Sparrow Hawk represents an upturn in the quality of artwork (from the slightly amateurish art of Jack Justice) so I declare this the best issue yet.



11 February 2019

Wheels comic - 1978/9

Wheels comic was published by Byblos Publications in the late 1970s - Byblos published a series of comic all seemingly featuring foreign reprint material. I've not collected all their titles (Tarzan for instance) but a couple of titles have appealed to me - here's the first then, Wheels comic.

I'm not sure quite how many issues there were but as far as I can find out it's just these 8 issues so far...

Denis Gifford's Complete catalogue of British comics dates this preview edition as June 1978

Issue 1 - October/November [1978]

Issue 2 - Dec '78 / Jan '79

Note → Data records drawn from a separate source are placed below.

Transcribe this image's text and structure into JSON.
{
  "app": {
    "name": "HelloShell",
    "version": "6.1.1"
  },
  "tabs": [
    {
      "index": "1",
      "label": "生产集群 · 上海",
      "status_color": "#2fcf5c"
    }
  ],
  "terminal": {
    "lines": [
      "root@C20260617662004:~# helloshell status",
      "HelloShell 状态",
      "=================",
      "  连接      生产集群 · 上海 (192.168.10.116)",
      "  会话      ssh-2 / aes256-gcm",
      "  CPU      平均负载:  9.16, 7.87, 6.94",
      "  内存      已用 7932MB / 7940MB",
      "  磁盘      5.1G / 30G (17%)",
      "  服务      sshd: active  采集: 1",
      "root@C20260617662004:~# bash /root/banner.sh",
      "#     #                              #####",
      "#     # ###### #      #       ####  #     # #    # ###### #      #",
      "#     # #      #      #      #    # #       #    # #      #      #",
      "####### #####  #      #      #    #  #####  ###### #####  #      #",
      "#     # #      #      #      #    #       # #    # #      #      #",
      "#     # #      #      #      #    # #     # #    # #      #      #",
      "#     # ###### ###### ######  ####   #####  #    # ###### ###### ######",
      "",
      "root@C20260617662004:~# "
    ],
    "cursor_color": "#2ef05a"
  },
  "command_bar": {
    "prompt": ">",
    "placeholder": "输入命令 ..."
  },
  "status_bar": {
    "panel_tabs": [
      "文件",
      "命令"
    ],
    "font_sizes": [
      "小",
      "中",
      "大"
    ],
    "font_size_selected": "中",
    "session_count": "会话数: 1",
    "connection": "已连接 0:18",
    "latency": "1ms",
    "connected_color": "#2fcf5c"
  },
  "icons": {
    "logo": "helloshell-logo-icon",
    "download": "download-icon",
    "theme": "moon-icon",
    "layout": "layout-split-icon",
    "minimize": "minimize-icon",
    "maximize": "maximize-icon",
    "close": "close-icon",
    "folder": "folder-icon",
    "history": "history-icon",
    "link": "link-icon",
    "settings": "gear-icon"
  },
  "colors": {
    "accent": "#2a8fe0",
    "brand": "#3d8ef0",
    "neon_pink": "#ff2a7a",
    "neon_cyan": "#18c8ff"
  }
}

Issue 3 - February / March [1979]
The worst cover of the whole run - you can see the colouring in!

Issue 4 - April / May [1979]

Issue 5 - June / July [1979]
A cheap collage cover

Issue 6 - August / September [1979]
Another cheap collage cover

Issue 7 - October / November [1979] 
A 5p price rise but look at the improvement in the cover alone, the best cover to date - this could be on Action, new Eagle

And that's it (I think)

Coming soon! A look inside Wheels - it's an eclectic mix of foreign strips, I wonder where from, perhaps we'll never know.

10 February 2019

John 'PC49' Worsley - maritime art for sale

I'm used to thinking of John Worsley as the artist on the PC49 strip in the original Eagle comic, of course as a professional illustrator he worked in a number of different fields - he worked as a courtroom artist and illustrated Wind in the Willows books - so that's not a bad range.

What we see less often is, as his Wikipedia entry (here) highlights, the work that led him to be president of the Royal Society of Marine Artists. Luckily there's a stunning painting currently on sale on ebay here (auction ends Monday lunchtime) that shows this side of his work off perfectly...


Bidding starts at £2,000 for this painting of the Royal Yacht Britannia (and 2 initial water colour trials).




It's a world away from the grime and crime of PC49's London but it's a fantastic piece. Price is a bit high for me but if you've got the cash to splash then good luck to you.


Some of the PC49 annual that John Worsley provided illustrations for...



I met John Worsley at the Eagle Society annual 'do' in 1997 - here's his autograph...I must have some photos of that somewhere, will see if I can dig them out...